In the multiplayer gameplay, they are the only race with access to a vehicle in tier 1. The Guard can build and request turrets, cover, reinforcements and artillery. Everything turtle-players need.
And even with all the love for normality, the Imperial Guard has their set of heroes:
In multiplayer games, you choose between a female Inquisitor (offensive ranged), the Lord General (defensive healer) and the Lord Commissar (melee with support abilities).
During our visit at Relics office in Vancouver, we were able to play the first four missions of the Retribution campaign. We chose the new Imperial Guard as our faction. We control the heroes Castor, Adrastia and Merrick in the intro mission. Typical for Dawn of War, each hero has special abilites which need to be used tactical. Castor for example can heal or request reinforcements from above.
Merrick can turn invisible and Adrastia can burn single foes with a burst of witchfire.
By capturing the first post, we received the ability to build troops.
A guardsmen squad for example costs 280 requisition, which you can get by simple collection of crates scattered over the map.
A complex build and ressource system is lacking. To make up for that, we need to pay attention to the population cap, if it's reached, we can't produce any more units. A squad of guardsmen costs of 8 population points - well worth the price, as these guys can already repair buldings and vehicles out of the box, more skills and upgrades are unlocked later on. During the intro mission, we were already able to get our hands on the Catachan Devils, strong in melee, the Stormtroopers with their lasguns or an HMG-squad for supression. Together with the heroes, the diversity of the units is growing quite huge. After our bossfight against a local boss-tyranid, we were able to reap our rewards RPG-style: Gather equipment, distribute points in the 4 attributes we know from the other DoW II titles. The Imperial Guard includes 8 unit types, each can upgraded with up to 3 upgrades. You can choose to either spend points on your heroes, or upgrade your general units.

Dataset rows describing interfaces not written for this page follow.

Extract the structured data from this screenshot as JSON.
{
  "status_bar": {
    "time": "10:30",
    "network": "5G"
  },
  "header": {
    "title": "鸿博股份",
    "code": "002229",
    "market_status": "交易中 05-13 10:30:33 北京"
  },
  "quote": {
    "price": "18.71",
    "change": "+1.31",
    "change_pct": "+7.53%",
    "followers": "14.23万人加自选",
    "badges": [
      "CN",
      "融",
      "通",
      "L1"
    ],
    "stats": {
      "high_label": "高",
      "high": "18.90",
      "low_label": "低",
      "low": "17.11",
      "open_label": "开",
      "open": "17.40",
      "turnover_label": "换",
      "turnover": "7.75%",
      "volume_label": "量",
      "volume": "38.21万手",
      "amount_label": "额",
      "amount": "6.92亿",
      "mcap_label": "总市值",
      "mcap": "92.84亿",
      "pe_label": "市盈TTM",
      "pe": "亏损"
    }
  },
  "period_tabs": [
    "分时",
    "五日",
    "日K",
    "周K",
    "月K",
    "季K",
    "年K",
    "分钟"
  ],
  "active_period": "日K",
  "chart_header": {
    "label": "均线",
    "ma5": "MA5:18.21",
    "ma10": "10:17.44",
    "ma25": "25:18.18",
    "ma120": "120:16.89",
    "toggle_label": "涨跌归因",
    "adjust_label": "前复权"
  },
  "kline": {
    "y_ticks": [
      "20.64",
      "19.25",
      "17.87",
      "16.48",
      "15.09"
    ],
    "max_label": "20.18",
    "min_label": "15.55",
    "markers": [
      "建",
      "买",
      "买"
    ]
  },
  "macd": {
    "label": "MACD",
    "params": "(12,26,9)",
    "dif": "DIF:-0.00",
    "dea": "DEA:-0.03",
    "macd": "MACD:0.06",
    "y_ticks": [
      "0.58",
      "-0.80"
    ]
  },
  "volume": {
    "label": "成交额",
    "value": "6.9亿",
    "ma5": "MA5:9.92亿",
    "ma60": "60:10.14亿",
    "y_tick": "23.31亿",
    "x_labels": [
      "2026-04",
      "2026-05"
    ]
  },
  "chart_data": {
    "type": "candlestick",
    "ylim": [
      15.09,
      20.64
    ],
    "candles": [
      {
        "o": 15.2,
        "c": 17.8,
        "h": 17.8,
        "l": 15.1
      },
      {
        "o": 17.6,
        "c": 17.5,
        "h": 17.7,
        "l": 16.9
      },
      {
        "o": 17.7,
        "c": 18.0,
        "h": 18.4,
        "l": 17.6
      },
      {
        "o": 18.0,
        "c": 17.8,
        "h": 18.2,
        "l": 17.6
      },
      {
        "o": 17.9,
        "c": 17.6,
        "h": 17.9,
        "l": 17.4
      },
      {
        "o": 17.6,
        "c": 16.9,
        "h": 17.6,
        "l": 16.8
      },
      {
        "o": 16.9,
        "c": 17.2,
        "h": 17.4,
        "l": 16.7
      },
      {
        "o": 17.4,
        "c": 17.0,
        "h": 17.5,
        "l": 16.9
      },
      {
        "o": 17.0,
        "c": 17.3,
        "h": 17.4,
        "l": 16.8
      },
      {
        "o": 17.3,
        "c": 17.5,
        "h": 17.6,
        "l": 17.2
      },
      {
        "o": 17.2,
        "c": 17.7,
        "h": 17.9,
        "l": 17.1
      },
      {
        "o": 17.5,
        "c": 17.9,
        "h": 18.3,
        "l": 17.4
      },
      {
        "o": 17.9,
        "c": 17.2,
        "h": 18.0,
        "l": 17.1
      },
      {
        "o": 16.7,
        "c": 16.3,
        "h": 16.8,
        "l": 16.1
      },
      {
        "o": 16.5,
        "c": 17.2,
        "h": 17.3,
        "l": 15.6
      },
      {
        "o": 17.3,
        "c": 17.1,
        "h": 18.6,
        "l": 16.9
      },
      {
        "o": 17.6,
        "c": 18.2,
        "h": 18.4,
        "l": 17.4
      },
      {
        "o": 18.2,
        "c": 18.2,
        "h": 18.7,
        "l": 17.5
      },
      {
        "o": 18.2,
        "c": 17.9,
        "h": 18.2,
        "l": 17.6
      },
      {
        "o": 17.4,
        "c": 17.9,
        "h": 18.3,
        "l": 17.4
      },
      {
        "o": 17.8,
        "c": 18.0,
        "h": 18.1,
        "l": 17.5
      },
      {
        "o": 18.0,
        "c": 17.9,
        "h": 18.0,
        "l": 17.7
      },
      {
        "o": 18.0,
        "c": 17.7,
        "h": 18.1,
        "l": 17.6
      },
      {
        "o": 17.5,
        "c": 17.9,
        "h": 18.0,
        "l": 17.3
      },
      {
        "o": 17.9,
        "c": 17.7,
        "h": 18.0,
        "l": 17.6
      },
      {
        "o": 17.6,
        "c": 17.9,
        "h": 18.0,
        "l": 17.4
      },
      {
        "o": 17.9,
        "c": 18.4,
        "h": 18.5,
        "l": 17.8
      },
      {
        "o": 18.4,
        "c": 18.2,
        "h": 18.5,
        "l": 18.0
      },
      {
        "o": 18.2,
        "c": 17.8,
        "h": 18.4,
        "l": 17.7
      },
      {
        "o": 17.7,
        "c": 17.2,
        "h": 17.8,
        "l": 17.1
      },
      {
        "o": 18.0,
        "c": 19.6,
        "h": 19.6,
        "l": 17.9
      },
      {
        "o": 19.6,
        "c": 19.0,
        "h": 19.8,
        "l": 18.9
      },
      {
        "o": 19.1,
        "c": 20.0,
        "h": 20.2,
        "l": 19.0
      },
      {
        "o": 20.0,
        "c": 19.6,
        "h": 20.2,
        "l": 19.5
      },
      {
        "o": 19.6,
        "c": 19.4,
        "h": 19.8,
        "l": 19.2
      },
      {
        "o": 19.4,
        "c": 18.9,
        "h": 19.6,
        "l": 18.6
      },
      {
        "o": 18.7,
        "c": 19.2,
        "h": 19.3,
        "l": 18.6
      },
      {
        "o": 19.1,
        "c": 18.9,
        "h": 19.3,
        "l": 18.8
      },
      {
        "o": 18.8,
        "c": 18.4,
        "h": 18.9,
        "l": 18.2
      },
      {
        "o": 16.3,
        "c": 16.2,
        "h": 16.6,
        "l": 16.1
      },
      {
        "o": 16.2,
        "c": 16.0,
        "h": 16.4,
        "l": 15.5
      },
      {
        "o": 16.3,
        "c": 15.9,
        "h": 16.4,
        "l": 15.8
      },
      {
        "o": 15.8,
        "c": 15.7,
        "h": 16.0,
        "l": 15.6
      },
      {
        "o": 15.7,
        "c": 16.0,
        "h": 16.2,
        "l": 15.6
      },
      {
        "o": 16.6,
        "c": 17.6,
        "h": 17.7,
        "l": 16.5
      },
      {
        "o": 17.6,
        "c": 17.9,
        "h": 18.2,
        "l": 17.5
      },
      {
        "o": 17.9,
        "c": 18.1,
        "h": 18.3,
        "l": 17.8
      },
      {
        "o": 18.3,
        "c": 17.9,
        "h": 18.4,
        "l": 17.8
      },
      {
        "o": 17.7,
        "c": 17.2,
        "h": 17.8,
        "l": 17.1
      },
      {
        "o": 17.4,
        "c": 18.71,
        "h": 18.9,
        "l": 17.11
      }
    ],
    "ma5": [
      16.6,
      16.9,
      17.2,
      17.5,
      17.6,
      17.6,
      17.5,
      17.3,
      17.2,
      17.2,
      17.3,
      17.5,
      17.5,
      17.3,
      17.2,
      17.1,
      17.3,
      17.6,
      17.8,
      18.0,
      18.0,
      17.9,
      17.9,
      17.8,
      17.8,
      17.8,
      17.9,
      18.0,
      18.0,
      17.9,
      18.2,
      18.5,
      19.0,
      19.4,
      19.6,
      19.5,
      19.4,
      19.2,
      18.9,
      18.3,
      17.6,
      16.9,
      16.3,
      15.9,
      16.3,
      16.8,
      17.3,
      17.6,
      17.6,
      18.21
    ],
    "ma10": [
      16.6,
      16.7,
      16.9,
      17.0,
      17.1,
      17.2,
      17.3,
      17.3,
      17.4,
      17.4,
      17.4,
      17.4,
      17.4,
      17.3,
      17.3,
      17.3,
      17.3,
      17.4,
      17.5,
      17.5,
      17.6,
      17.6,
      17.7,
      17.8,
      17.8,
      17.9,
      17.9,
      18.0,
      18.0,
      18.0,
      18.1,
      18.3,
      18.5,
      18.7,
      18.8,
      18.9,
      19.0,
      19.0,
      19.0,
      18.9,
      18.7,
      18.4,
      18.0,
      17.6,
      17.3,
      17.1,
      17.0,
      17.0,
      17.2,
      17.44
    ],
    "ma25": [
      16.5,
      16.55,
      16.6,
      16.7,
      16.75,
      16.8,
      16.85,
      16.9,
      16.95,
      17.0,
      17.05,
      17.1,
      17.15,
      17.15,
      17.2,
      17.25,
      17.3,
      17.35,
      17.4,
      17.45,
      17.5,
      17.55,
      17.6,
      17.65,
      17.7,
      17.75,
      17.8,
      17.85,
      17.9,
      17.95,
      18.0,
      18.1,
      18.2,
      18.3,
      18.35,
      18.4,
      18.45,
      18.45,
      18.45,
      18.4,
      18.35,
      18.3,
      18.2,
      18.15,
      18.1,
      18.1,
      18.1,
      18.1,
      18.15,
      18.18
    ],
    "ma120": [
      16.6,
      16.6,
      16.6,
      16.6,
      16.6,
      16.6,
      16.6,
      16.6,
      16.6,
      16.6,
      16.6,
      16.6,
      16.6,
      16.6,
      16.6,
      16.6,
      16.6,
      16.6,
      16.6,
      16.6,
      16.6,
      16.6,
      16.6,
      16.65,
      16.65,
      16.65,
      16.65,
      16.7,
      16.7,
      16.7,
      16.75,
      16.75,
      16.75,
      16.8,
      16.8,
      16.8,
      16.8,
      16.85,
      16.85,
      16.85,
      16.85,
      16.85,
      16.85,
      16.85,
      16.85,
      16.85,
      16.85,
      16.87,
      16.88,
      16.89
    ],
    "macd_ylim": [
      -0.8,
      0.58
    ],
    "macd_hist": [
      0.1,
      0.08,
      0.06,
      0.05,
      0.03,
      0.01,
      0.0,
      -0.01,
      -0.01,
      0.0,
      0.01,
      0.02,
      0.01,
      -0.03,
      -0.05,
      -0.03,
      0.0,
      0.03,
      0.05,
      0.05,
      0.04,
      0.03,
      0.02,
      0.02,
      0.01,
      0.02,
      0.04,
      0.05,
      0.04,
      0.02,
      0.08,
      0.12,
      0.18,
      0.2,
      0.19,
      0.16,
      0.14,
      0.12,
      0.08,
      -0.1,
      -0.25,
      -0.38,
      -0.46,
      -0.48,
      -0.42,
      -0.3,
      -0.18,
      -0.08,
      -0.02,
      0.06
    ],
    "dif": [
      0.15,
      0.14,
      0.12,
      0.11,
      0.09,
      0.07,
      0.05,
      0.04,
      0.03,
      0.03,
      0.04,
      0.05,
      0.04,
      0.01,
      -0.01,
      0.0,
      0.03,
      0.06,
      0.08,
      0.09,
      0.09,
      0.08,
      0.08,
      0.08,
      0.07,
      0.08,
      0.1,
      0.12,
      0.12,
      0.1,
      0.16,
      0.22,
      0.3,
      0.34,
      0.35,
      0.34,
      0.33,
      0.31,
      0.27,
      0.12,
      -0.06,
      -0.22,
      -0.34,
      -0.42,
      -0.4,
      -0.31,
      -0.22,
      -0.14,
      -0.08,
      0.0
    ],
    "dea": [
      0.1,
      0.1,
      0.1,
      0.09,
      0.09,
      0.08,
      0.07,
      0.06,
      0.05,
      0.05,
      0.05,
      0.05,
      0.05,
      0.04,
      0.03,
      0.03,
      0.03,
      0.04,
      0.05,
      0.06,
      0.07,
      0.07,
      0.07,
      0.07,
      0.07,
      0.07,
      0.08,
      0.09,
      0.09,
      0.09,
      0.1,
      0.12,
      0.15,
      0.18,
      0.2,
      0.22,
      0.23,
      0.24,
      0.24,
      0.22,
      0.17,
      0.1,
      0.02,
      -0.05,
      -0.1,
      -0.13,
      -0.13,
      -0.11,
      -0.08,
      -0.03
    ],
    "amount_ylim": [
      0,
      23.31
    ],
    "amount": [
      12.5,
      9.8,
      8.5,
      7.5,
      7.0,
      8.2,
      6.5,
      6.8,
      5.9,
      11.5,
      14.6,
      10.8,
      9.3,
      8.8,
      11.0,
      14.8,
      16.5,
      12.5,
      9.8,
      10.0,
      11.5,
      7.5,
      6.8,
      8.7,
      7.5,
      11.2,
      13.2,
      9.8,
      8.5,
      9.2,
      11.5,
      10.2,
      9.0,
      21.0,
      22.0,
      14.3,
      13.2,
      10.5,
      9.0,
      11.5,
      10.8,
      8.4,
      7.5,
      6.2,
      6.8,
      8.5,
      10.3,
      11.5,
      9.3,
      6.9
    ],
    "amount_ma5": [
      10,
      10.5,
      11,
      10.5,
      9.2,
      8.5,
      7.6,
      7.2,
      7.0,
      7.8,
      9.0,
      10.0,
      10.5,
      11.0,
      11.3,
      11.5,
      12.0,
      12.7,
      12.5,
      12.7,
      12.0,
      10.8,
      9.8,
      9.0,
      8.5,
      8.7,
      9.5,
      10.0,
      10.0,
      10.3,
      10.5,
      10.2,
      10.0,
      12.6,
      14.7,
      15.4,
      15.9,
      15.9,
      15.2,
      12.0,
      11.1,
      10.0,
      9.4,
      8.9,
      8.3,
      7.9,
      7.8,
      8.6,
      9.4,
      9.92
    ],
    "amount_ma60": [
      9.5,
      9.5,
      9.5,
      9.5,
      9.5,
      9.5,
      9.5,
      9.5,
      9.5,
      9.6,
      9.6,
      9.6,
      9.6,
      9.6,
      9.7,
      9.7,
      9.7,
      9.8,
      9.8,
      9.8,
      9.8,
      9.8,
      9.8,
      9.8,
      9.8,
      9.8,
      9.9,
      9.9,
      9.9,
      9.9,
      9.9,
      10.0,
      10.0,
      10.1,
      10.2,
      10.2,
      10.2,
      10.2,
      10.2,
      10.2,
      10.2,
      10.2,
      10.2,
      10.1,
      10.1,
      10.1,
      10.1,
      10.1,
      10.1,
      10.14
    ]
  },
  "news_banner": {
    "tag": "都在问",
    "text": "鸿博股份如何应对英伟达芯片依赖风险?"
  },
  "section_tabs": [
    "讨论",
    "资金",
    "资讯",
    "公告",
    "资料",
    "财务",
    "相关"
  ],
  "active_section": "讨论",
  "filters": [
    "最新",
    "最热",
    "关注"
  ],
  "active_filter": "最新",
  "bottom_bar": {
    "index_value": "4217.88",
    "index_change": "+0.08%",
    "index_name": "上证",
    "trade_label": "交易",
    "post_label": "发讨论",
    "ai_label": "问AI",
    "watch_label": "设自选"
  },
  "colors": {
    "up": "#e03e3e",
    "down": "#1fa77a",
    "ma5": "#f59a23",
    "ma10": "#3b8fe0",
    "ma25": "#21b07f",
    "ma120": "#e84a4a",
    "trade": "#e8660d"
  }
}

That way you can choose to either keep the focus on your heroes, or go to a larger scale and rely on your units.
The management of our troops wasn't the only thing keeping us on our toes in the intro mission - in the ruins the temple in ladon, we are chased by a superheavy Baneblade-Tank, and only reprogramming of a few turrets makes us able to crack it's hide.
It became really hectic during our escape from planet Typhon, where the Exterminatus had already begun. While battling it out with the other races on a race to our escape point, we had to watch out for the destructive beams raining down on the planet, which were thankfully shown by markers before blowing anything close to pieces.
The time limit of 20 minutes was also pushing us to our limits.
The used terrain type "blasted lava" will also be the foundation of new maps in multiplayer, where you can play the gamemodes already knows: Team Battle, 2v2, 1v1, TFFA and FFA.
Dawn of War II : Retribution is supposed to hit the shelves in March 2011, and will be a stand-alone game.
If the current generation of Dawn of War is done with Retribution isn't certain: When we asked, Dan Kading didn't dare to say if it's already over and if Dawn of War 3 is the next in line.
He only said "With the first Dawn of War, we said Dark Crusade would be the last expansion... three months later the producer approached us and and wanted to talk about Soulstorm.. I don't know anything about Dawn of War 3 at the moment." with an innocent grin.
To call Retribution a mere "expansion" would be an example of exaggerated modesty.
I can finally experience with races other than the Space Marines and experiment with the new unit-building mechanic in the missions.
My focus will stay on raising my heroes, I just like the RPG-elements and the smaller scale.
THis is bad though for the Blood Ravens. Aurelia is their recruiting sector, they lose that you might as well kill the Chapter.